PROVIDED MATERIAL:
--- START ---

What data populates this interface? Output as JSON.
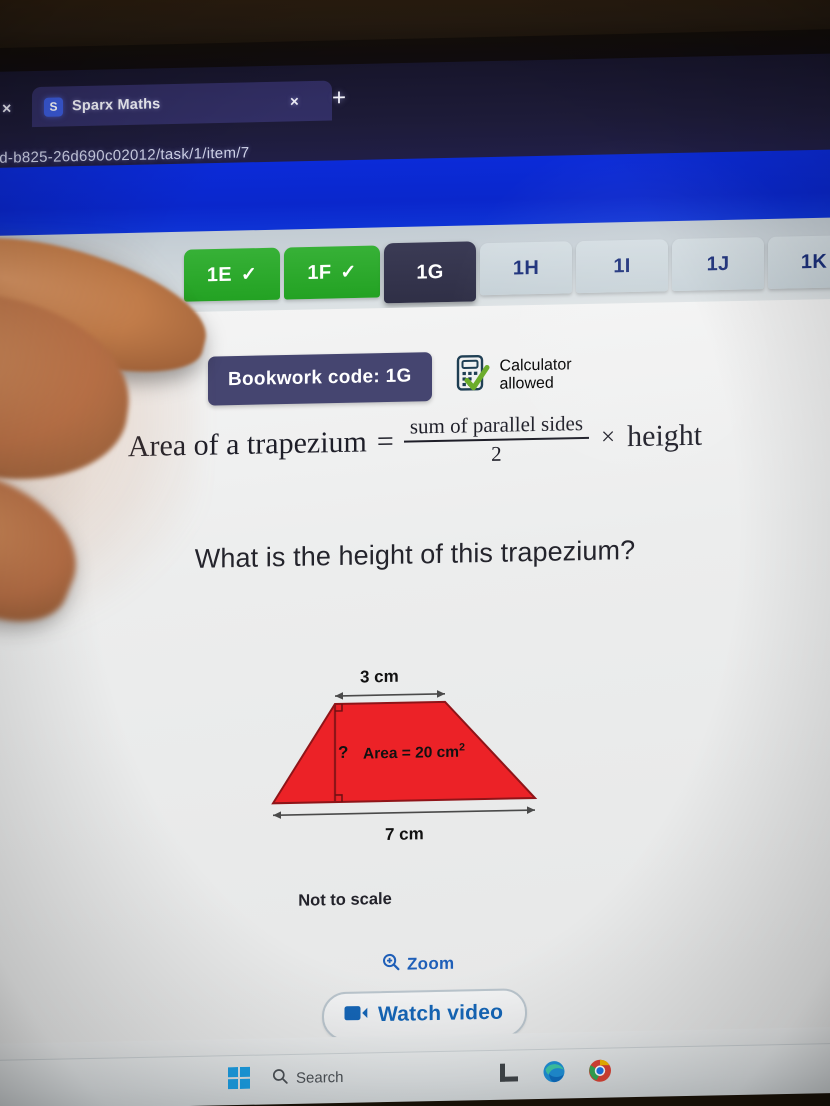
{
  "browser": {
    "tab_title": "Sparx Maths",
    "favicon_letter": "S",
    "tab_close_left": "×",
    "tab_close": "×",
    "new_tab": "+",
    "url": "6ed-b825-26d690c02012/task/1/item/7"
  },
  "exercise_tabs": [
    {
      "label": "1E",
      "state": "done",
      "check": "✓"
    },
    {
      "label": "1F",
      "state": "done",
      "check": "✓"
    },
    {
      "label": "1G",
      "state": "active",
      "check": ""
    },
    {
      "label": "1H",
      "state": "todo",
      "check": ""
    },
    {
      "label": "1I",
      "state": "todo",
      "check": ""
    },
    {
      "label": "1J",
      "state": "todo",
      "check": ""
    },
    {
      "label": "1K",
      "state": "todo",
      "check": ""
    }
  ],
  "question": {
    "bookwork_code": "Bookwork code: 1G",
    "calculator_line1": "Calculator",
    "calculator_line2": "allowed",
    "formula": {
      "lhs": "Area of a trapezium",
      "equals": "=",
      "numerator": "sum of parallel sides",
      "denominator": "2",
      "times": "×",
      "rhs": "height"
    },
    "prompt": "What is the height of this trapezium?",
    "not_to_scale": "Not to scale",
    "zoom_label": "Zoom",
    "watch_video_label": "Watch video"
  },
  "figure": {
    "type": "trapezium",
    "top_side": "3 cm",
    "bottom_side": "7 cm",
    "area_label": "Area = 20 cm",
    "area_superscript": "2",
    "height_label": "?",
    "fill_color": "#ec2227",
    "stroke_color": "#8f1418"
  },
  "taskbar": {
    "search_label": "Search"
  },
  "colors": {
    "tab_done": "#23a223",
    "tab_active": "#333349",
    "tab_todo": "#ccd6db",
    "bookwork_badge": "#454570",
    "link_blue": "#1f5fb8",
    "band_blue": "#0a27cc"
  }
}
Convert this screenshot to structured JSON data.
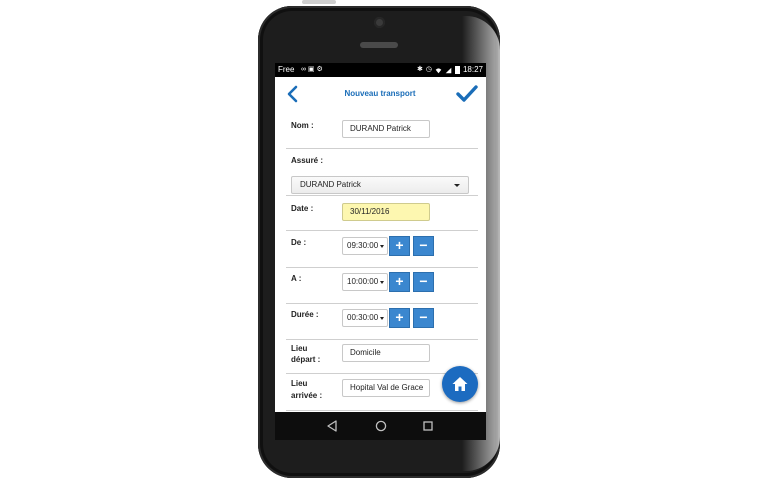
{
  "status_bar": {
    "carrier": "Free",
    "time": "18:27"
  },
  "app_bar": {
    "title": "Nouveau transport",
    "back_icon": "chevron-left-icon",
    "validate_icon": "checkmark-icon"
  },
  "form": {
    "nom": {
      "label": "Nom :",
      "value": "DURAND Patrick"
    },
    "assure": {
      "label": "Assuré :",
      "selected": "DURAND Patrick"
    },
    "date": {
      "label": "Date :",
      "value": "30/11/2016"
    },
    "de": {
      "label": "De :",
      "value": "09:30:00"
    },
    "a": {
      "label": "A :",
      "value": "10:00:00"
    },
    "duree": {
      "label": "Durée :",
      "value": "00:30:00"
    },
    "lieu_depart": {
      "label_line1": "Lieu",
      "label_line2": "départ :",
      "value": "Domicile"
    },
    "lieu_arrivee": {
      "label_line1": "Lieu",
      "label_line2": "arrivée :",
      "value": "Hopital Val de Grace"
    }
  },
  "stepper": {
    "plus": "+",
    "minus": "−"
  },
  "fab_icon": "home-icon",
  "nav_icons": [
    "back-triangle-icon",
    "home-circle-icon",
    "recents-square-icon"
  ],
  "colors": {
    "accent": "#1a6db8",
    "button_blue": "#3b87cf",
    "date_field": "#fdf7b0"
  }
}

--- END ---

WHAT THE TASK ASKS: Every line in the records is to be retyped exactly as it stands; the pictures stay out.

SOLUTION:
What data populates this interface? Output as JSON.
{
  "browser": {
    "tab_title": "Sparx Maths",
    "favicon_letter": "S",
    "tab_close_left": "×",
    "tab_close": "×",
    "new_tab": "+",
    "url": "6ed-b825-26d690c02012/task/1/item/7"
  },
  "exercise_tabs": [
    {
      "label": "1E",
      "state": "done",
      "check": "✓"
    },
    {
      "label": "1F",
      "state": "done",
      "check": "✓"
    },
    {
      "label": "1G",
      "state": "active",
      "check": ""
    },
    {
      "label": "1H",
      "state": "todo",
      "check": ""
    },
    {
      "label": "1I",
      "state": "todo",
      "check": ""
    },
    {
      "label": "1J",
      "state": "todo",
      "check": ""
    },
    {
      "label": "1K",
      "state": "todo",
      "check": ""
    }
  ],
  "question": {
    "bookwork_code": "Bookwork code: 1G",
    "calculator_line1": "Calculator",
    "calculator_line2": "allowed",
    "formula": {
      "lhs": "Area of a trapezium",
      "equals": "=",
      "numerator": "sum of parallel sides",
      "denominator": "2",
      "times": "×",
      "rhs": "height"
    },
    "prompt": "What is the height of this trapezium?",
    "not_to_scale": "Not to scale",
    "zoom_label": "Zoom",
    "watch_video_label": "Watch video"
  },
  "figure": {
    "type": "trapezium",
    "top_side": "3 cm",
    "bottom_side": "7 cm",
    "area_label": "Area = 20 cm",
    "area_superscript": "2",
    "height_label": "?",
    "fill_color": "#ec2227",
    "stroke_color": "#8f1418"
  },
  "taskbar": {
    "search_label": "Search"
  },
  "colors": {
    "tab_done": "#23a223",
    "tab_active": "#333349",
    "tab_todo": "#ccd6db",
    "bookwork_badge": "#454570",
    "link_blue": "#1f5fb8",
    "band_blue": "#0a27cc"
  }
}
Convert this screenshot to structured JSON data.
{
  "status_bar": {
    "carrier": "Free",
    "time": "18:27"
  },
  "app_bar": {
    "title": "Nouveau transport",
    "back_icon": "chevron-left-icon",
    "validate_icon": "checkmark-icon"
  },
  "form": {
    "nom": {
      "label": "Nom :",
      "value": "DURAND Patrick"
    },
    "assure": {
      "label": "Assuré :",
      "selected": "DURAND Patrick"
    },
    "date": {
      "label": "Date :",
      "value": "30/11/2016"
    },
    "de": {
      "label": "De :",
      "value": "09:30:00"
    },
    "a": {
      "label": "A :",
      "value": "10:00:00"
    },
    "duree": {
      "label": "Durée :",
      "value": "00:30:00"
    },
    "lieu_depart": {
      "label_line1": "Lieu",
      "label_line2": "départ :",
      "value": "Domicile"
    },
    "lieu_arrivee": {
      "label_line1": "Lieu",
      "label_line2": "arrivée :",
      "value": "Hopital Val de Grace"
    }
  },
  "stepper": {
    "plus": "+",
    "minus": "−"
  },
  "fab_icon": "home-icon",
  "nav_icons": [
    "back-triangle-icon",
    "home-circle-icon",
    "recents-square-icon"
  ],
  "colors": {
    "accent": "#1a6db8",
    "button_blue": "#3b87cf",
    "date_field": "#fdf7b0"
  }
}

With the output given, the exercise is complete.